The government has all but walked back on its contentious proposed cuts to the research and development tax incentive.
Government commits $2bn to R&D tax incentive
To support the government’s plan to invest $1.5 billion to promote manufacturing in Australia, the federal budget has now revealed “refinements” to its existing R&D tax incentive bill.
Instead of saving the government $1.8 billion under the current R&D tax incentive bill before the Senate, the government will now commit $2 billion to the tax incentive.
The changes include the scrapping of the $4 million refund cap for companies with an annual turnover of less than $20 million.
The refundable R&D tax offset for small companies will also be set at 18.5 percentage points above the claimant’s company tax rate, up from 13.5 per cent from the current bill.
Companies with an annual turnover of $20 million or more will still face a tiered intensity approach but will now see two tiers instead of three.

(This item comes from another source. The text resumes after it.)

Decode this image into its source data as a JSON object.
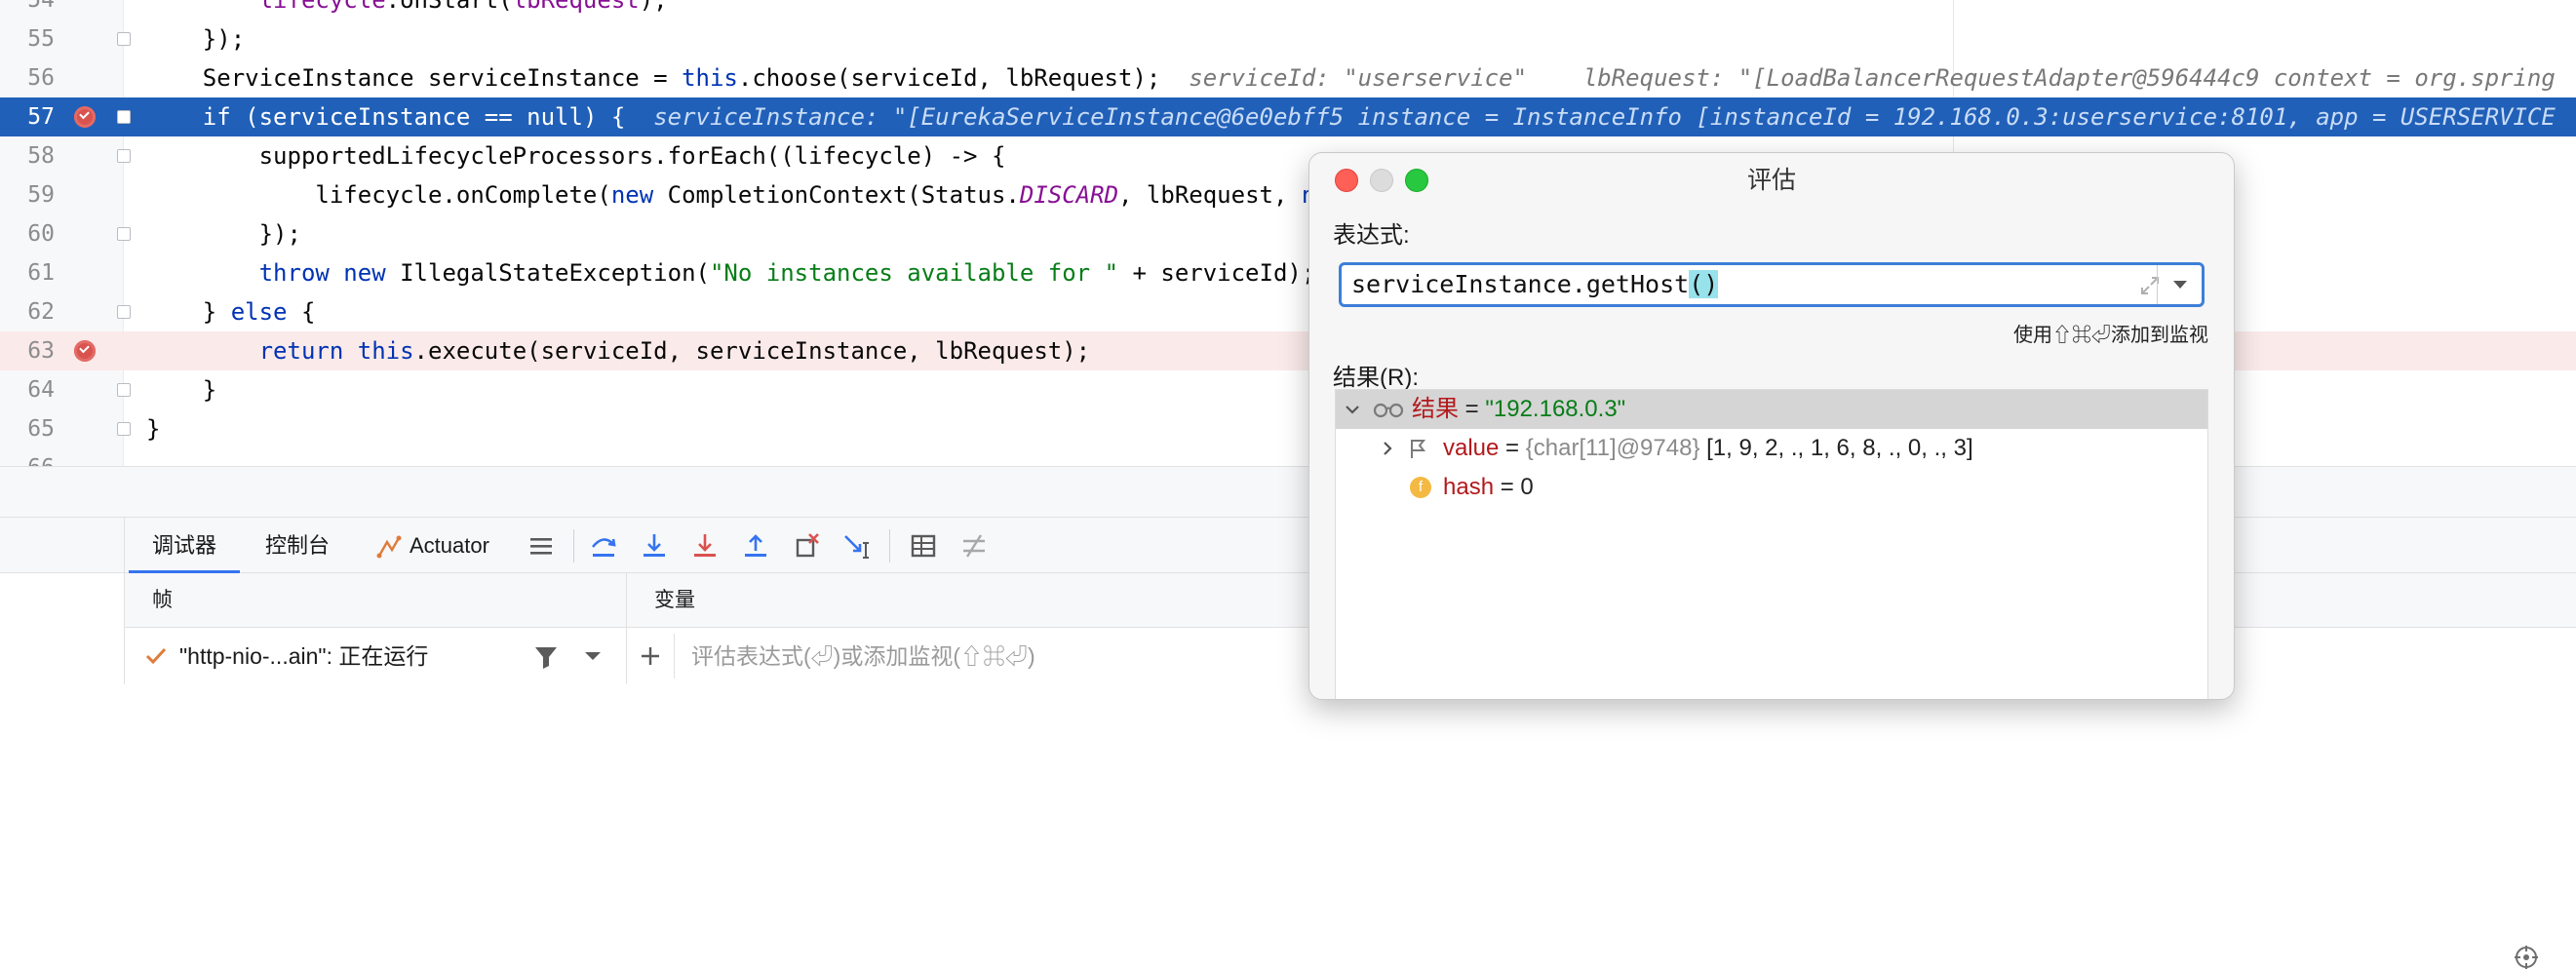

The marginal R&D premium will be 8.5 percentage points above the claimant’s company tax rate for R&D expenditure between 0 per cent and 2 per cent R&D intensity, while R&D expenditure above 2 per cent R&D intensity for larger companies will see the premium rise to 16.5 percentage points.
The government will also defer the start date of the changes to 1 July 2021, giving certainty to businesses that R&D tax claims made in relation to the 2019–20 and 2020–21 income years would be subject to current enacted legislation.
More to come.